Glitter Moth is another one of those cards that works in tandem with Baku the Mooneater. As a class, Priest can benefit from an improved hero power, especially if minions have more health to begin with. This card definitely has potential.
There isn’t much to say about Wispering Woods. It’s not a bad card, but it doesn’t do anything revolutionary or exciting, either. If played while having another 7 cards in hand, it does create a powerful board presence, especially if supplemented with buffs. How good this card will actually be remains to be seen.
Vivid Nightmare is likely a card which belongs in a quest-based Priest deck, where it can take advantage of the many deathrattle effects. Otherwise, it can be used on minions which have 1 health by default, like Cursed Disciple and Twilight Summoner, for instance (though value gained is too insignificant in those cases).
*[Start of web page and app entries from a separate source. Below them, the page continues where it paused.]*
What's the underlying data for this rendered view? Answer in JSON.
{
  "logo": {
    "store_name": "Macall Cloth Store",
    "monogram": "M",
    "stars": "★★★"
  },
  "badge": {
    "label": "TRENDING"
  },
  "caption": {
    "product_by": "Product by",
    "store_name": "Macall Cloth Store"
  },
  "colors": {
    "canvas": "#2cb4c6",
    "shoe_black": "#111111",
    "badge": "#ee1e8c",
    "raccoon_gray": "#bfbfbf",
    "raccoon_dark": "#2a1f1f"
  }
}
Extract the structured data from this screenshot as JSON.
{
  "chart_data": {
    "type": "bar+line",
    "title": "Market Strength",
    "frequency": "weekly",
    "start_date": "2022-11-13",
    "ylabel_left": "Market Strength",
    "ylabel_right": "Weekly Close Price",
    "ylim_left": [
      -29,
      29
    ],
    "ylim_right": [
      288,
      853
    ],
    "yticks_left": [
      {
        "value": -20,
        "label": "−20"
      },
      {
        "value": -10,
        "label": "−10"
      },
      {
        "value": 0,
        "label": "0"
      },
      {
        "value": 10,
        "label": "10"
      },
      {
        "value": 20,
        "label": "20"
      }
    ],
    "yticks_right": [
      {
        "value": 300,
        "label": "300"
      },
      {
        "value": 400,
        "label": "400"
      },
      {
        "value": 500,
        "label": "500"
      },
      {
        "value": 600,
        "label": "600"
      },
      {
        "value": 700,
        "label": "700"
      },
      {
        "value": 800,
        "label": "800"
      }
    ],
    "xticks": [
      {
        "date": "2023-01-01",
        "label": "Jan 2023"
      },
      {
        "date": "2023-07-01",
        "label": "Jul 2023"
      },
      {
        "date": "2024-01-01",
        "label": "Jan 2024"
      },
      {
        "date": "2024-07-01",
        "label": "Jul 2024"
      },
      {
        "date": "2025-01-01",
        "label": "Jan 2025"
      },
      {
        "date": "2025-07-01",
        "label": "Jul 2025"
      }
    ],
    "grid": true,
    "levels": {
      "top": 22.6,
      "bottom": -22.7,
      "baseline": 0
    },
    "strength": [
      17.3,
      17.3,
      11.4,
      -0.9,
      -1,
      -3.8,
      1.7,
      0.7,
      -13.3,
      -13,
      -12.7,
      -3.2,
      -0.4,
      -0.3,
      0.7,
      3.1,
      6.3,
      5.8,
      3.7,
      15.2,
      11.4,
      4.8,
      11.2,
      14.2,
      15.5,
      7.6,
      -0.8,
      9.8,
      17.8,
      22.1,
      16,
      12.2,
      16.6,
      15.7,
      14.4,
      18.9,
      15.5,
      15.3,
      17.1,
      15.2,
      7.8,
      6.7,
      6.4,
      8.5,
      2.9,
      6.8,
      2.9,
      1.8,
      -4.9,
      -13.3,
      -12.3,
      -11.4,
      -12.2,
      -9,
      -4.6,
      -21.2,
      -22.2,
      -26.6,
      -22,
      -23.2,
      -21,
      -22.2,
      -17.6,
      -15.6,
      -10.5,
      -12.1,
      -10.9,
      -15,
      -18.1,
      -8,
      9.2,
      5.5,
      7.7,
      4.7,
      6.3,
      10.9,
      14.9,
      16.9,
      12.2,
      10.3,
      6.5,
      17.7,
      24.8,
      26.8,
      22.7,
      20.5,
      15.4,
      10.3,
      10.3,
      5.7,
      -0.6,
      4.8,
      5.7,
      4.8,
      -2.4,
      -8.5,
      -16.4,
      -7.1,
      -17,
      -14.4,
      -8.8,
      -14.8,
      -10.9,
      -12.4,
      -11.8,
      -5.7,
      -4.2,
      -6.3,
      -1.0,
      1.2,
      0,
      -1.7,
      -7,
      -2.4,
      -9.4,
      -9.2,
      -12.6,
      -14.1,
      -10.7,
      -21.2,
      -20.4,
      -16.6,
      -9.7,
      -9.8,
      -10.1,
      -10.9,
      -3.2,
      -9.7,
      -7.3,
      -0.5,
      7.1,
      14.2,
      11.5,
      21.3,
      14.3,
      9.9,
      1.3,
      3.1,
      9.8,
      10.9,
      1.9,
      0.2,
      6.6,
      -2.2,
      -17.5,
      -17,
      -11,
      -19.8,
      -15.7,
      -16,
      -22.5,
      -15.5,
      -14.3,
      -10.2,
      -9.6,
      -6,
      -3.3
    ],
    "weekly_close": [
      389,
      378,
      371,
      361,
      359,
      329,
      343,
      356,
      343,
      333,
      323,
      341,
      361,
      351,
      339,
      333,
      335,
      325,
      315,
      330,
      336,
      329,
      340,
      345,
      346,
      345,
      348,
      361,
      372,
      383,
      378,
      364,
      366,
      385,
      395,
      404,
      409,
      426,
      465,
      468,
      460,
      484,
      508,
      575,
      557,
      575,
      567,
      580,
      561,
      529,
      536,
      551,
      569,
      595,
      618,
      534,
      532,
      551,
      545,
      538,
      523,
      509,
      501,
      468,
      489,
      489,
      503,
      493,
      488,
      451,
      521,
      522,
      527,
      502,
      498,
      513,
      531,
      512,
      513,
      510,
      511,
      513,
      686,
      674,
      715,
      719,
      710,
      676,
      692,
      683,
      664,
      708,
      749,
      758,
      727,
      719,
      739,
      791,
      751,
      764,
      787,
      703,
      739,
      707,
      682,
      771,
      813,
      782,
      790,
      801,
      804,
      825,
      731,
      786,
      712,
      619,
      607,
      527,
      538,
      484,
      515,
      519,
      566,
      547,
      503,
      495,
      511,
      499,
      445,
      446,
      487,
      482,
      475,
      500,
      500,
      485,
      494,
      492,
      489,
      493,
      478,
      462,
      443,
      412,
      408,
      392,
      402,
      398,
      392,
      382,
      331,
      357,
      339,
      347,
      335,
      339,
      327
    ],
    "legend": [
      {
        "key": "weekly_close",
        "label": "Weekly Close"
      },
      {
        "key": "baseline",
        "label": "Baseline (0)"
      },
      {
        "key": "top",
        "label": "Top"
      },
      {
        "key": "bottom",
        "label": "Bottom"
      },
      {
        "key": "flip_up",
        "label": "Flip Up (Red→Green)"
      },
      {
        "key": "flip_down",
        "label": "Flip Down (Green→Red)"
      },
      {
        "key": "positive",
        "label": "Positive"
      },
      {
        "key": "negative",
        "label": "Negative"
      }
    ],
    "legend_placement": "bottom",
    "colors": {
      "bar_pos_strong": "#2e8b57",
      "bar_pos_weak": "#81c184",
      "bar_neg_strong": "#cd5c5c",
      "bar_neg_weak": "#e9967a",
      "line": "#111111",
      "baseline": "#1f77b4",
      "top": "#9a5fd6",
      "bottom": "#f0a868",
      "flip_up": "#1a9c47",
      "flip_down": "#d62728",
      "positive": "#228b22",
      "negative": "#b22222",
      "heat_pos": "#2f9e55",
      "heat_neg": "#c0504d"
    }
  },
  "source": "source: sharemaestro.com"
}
Nightmare Amalgam does what no other card in Hearthstone has ever done, as it basically has synergy with any cards that represent a particular tribe/type. It doesn’t have any special abilities, but the stat distribution makes it a great card in its own right.
Muck Hunter has incredible stats for its cost, but it does have a significant drawback. If you can immediately clear the summoned Mucklings, however, then this is a really, really good card. Just don’t get your hopes up about getting this from Firelands Portal (like I did for a brief moment), because One Night in Karazhan is rotating out.
Face Collector is a legendary Rogue class-card with the new Echo keyword attached to it. Despite its cost, it is actually a late-game card. Ideally, you would play it on turn 9 and add 3 legendary cards to your hand in the process. This is an unusual Rogue card, as it doesn’t quite fit into any of the existing class archetypes. Practical experimentation will be required to properly evaluate this card.
At its worst, Houndmaster Shaw is a minion with a really good stat distribution, and 6 health makes him difficult to deal with right away, which means that your other minions are likely to trade more efficiently on turn 5 thanks to having Rush.
Glinda Crowskin is a Warlock-class card with underwhelming stats. Its ability, however, is quite powerful and can provide a huge amount of value in the late game. Though it begs a question: Does Warlock need all that?
Hagatha the Witch will be the only hero card The Witchwood expansion will introduce, and it’s for Shaman. Once played, it provides an immediate AoE (Area-of-Effect) comparable to Warlock’s Hellfire, and changes your current hero power to Bewitch, which can add a lot of value in the later stages of a match.
This card is nuts — there is no better way of putting it. Lord Godfrey is a board-clear which Warlock doesn’t lack, yet it completely blows any of the existing options away. Its battlecry is, in essence, an amplified Defile, and it is much easier to set up. In addition, it doesn’t damage your hero or itself, which means it will completely clear most, if not all, board states and create a favorable board presence with a reasonable 4/4 body. This card will be a must for any control-style Warlock deck.
Are you pumped for the new expansion? Stay tuned to GameSkinny for news on Hearthstone cards, game modes, guides, and other extras.